Wherever you live, it's easy to feel very far from the place where political decisions are taken and the global players who take them. Actions are taken every day in our name, in the name of peace, freedom and democracy. Often it's more comfortable not to think about too much. We're encouraged to let the big guys take care of the nasty stuff, on our behalf. But what do we do if by accident we stumble upon the things we're not supposed to know about? What do we do with that information?

The CIA invented the term 'extraordinary rendition' in order to conceal what it really was - illegal kidnap and torture which flouts all the international agreements on human rights. The practice itself was devised in order to conceal the fact that it was using torture: by taking prisoners to another country, and getting them to do the dirty work for them, they could still deny that the US was engaged in torture.

The plan was unsuccessful in terms of capturing terrorists and preventing attacks. But it was incredibly successful in confusing people about what was going on.

It took some highly dedicated and tenacious investigative journalists to bring the story to light. But even then it was hard to grasp. What theatre can do, that journalism doesn't always, is to humanise these large, abstract stories, and make them personal. Theatre is an empathic artform. Through theatre you can put yourself in another person's shoes, and try out how it would feel if it happened to you.

In Blue Sky an investigative journalist is attempting to find out about a mystery plane which she suspects has been transporting prisoners. She hopes her old friend, a planespotter, will be able to help her. But he is unaware of the significance of the information at his fingertips. And then, like many of us, he's nervous that it'll land him in a lot of bother if he examines it too closely.

Since I started writing the play, more facts have emerged about British involvement in torture. Last week a former Wren and police officer resigned from the Iraq Historic Allegations Team because she says that some of her fellow investigators weren't taking seriously evidence of "quite terrible abuses" of Iraqi prisoners by British troops.
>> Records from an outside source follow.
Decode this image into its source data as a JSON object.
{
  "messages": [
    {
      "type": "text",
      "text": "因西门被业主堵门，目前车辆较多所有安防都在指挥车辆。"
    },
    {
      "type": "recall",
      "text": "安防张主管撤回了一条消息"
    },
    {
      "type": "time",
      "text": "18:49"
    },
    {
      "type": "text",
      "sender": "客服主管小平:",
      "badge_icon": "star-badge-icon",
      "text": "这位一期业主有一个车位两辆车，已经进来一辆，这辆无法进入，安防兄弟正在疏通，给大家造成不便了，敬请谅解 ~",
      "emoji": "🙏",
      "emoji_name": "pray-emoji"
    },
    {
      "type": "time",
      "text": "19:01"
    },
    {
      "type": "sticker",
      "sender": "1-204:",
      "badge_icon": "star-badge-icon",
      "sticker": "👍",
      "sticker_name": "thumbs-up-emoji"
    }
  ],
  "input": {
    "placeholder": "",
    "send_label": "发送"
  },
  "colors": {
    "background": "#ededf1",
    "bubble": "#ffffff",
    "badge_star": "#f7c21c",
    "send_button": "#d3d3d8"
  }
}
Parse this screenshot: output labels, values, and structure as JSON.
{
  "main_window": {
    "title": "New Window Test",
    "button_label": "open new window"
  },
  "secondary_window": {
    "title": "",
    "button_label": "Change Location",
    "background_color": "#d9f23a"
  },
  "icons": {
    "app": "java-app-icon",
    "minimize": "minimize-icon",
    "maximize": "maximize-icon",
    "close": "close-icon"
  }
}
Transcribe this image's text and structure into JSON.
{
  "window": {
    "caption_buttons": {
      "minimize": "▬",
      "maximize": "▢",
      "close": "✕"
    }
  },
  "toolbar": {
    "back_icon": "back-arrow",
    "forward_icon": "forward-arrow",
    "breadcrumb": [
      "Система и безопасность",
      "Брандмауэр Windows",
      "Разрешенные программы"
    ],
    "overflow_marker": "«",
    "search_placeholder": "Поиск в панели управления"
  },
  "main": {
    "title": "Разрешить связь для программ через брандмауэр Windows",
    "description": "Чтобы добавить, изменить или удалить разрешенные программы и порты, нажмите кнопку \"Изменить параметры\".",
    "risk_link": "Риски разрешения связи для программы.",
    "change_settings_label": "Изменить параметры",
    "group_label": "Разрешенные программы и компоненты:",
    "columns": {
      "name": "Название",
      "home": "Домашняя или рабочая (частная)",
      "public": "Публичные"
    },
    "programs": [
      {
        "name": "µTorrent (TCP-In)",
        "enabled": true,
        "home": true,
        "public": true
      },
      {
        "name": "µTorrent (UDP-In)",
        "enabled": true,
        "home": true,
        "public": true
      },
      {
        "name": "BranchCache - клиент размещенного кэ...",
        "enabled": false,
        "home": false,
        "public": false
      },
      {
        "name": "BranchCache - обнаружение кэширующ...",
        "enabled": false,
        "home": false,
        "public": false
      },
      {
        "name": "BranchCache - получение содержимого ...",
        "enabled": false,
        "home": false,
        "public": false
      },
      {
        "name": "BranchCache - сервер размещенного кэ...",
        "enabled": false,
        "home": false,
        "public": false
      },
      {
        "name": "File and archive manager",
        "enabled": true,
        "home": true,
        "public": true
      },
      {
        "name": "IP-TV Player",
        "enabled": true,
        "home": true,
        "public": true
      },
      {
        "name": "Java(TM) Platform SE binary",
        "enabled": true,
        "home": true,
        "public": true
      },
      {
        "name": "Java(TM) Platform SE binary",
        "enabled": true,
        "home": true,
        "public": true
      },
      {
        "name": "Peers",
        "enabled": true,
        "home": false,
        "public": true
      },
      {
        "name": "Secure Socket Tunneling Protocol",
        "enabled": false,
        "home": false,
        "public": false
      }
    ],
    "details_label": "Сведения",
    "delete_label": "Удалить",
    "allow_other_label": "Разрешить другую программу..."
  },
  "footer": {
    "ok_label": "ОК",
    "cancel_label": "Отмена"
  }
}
The whole story is depressing; but what's heartening is that abuses like this can't be kept secret for long in a democracy with a free press. It depends, though, on all of us being alert to what's being done in our name. It depends on us noticing those little planes landing at obscure airfields. However far from the seat of power we are. Even in the heart of the countryside.

Blue Sky is on at the Hampstead Theatre Studio from Wednesday 24 October until Saturday 3 November and at the Sherman Cymru in Cardiff from Tuesday 13 until Saturday 17 November.